MARCH 7, 2012
Game and Fish: Wildlife are not pets
A number of reasons exist for laws
KINGMAN – There’s no denying the fact that some wildlife might appear to make for a nice pet, especially the youngsters one might believe can be domesticated.
“There’s no such thing,” said Zen Mocarski, public information officer for the Game and Fish Region 3 office in Kingman. “Yes, wild animals may sometimes appear comfortable around people and some have been taught tricks, but they are never domesticated.”
In a recent case, a Bullhead City man cited for possession of restricted live wildlife led to a barrage of e-mails, phone calls, and website postings. Many of the comments suggested the individual be allowed to keep his “pet” raccoon.
“I suppose the first question I’d have to ask would be: ‘where do you then draw the line?” Mocarski stated. “Next case will be a person with a bobcat or mountain lion kitten, then a bear cub, or coyote pups. They are native wildlife, not pets, and should never be treated as such.”
Mocarski said there are a number of reasons people should not possess live wildlife.
“I know people don’t want to simply hear ‘it’s against the law,’” Mocarski said. “They want a better understanding of why it is not legal.
“There isn’t just one reason. Unpredictable behavior can be an issue with wildlife, especially after reaching sexual maturity. Instinct is difficult to overcome. The most famous case, of course, would be Roy Horn, who was attacked by a tiger he had worked with for years in Las Vegas. Of course there was the case of the chimpanzee that attacked a woman in Connecticut.
“You can go weeks, months, or years without an incident. You just don’t know when or if a wild animal’s natural instinct will surface.”
As for disease, there’s no research on whether vaccines used for domestic animals would be effective for wildlife, whether it be a coyote, bobcat, or raccoon.
“Rabies is nearly 100 percent fatal and a vaccine that works on a domestic dog may not work on a coyote. And let’s not forget it isn’t just how an animal impacts the one individual, but the surrounding neighbors and pets.”
Mocarski added that animals people try to domesticate often end up in zoos because as an animal gets older it becomes clear its needs can’t be met.
However, the biggest challenge to holding wildlife may be meeting an animal’s dietary needs, which can be varied.
“There are elk in the Hualapai Mountains that will walk toward you if you shake a bag of chips,” he said. “Through years of being fed by people, the elk have been conditioned to eat such things. My question is simple: if chips aren’t particularly healthy for humans, what would make people think it is a good dietary choice for elk?”
In 1995 13 deer were killed at the Grand Canyon after becoming hooked on snack food and candy. They lost their natural ability to digest vegetation.
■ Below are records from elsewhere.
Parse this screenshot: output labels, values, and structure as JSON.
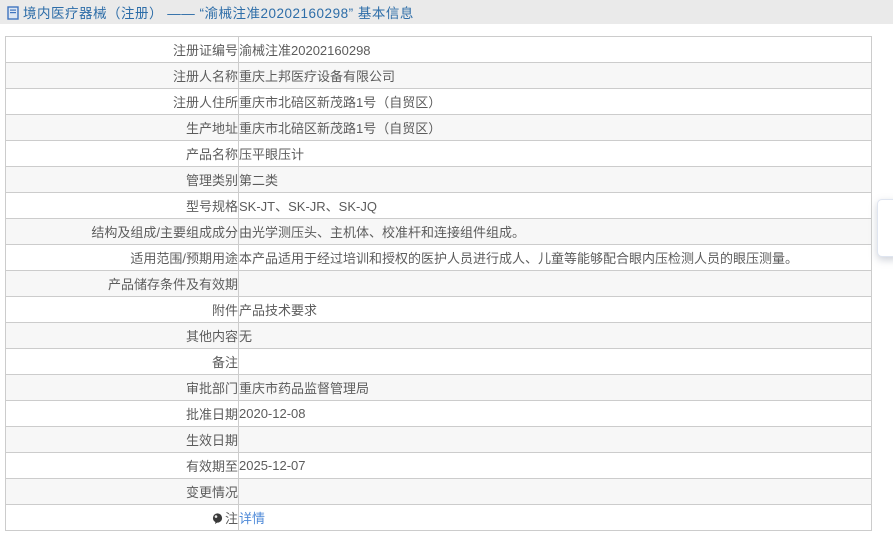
{
  "header": {
    "icon": "document-icon",
    "title": "境内医疗器械（注册） —— “渝械注准20202160298” 基本信息"
  },
  "table": {
    "rows": [
      {
        "label": "注册证编号",
        "value": "渝械注准20202160298"
      },
      {
        "label": "注册人名称",
        "value": "重庆上邦医疗设备有限公司"
      },
      {
        "label": "注册人住所",
        "value": "重庆市北碚区新茂路1号（自贸区）"
      },
      {
        "label": "生产地址",
        "value": "重庆市北碚区新茂路1号（自贸区）"
      },
      {
        "label": "产品名称",
        "value": "压平眼压计"
      },
      {
        "label": "管理类别",
        "value": "第二类"
      },
      {
        "label": "型号规格",
        "value": "SK-JT、SK-JR、SK-JQ"
      },
      {
        "label": "结构及组成/主要组成成分",
        "value": "由光学测压头、主机体、校准杆和连接组件组成。"
      },
      {
        "label": "适用范围/预期用途",
        "value": "本产品适用于经过培训和授权的医护人员进行成人、儿童等能够配合眼内压检测人员的眼压测量。"
      },
      {
        "label": "产品储存条件及有效期",
        "value": ""
      },
      {
        "label": "附件",
        "value": "产品技术要求"
      },
      {
        "label": "其他内容",
        "value": "无"
      },
      {
        "label": "备注",
        "value": ""
      },
      {
        "label": "审批部门",
        "value": "重庆市药品监督管理局"
      },
      {
        "label": "批准日期",
        "value": "2020-12-08"
      },
      {
        "label": "生效日期",
        "value": ""
      },
      {
        "label": "有效期至",
        "value": "2025-12-07"
      },
      {
        "label": "变更情况",
        "value": ""
      },
      {
        "label": "注",
        "label_icon": "comment-icon",
        "value": "详情",
        "value_link": true
      }
    ]
  },
  "colors": {
    "header_band_bg": "#eaeaea",
    "title_blue": "#2d6da8",
    "table_border": "#cccccc",
    "stripe_gray": "#f7f7f7",
    "text_gray": "#5c5c5c",
    "link_blue": "#4f8ad8",
    "doc_icon_blue": "#3f74bf",
    "note_icon_dark": "#3a3a3a"
  }
}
Their muscles atrophied and they were starving to death.
“As for the recent raccoon,” Mocarski said, “it was low on calcium and phosphorous, mildly anemic, and was slightly underweight. Dog food and sweet treats should not be a staple of a raccoon’s diet.”
Mocarski said the raccoon was tested at the Adobe Mountain Wildlife Rehabilitation Center in Phoenix, where it has been given a more natural diet of various fruits, raw meat, and fish.
“Apparently it has already developed a taste for bluegill,” Mocarski said. “The raccoon will likely reach its natural weight as it receives a more balanced diet.”
Mocarski – who has seen the thin, malnourished elk in the Hualapais – remains adamant the laws exist not only for public safety, but for the health of Arizona’s wildlife.
“We have desert tortoises brought to our office every year that have either lumpy or soft shells,” he said. “It comes down to understanding the needs of wildlife. Lumpy shells are often the result of a high-protein diet and a soft shell can result from a lack of ultra-violet light.”
Game and Fish would prefer the public comply with the law so the department is not placed into a position of seizing an animal.
“But, we’ll continue to do so for the safety of the public and the health of the animal,” Mocarski said. “Seasoned biologists with years of experience have a unique understanding of wildlife. The basic message is simple: keep wildlife wild.”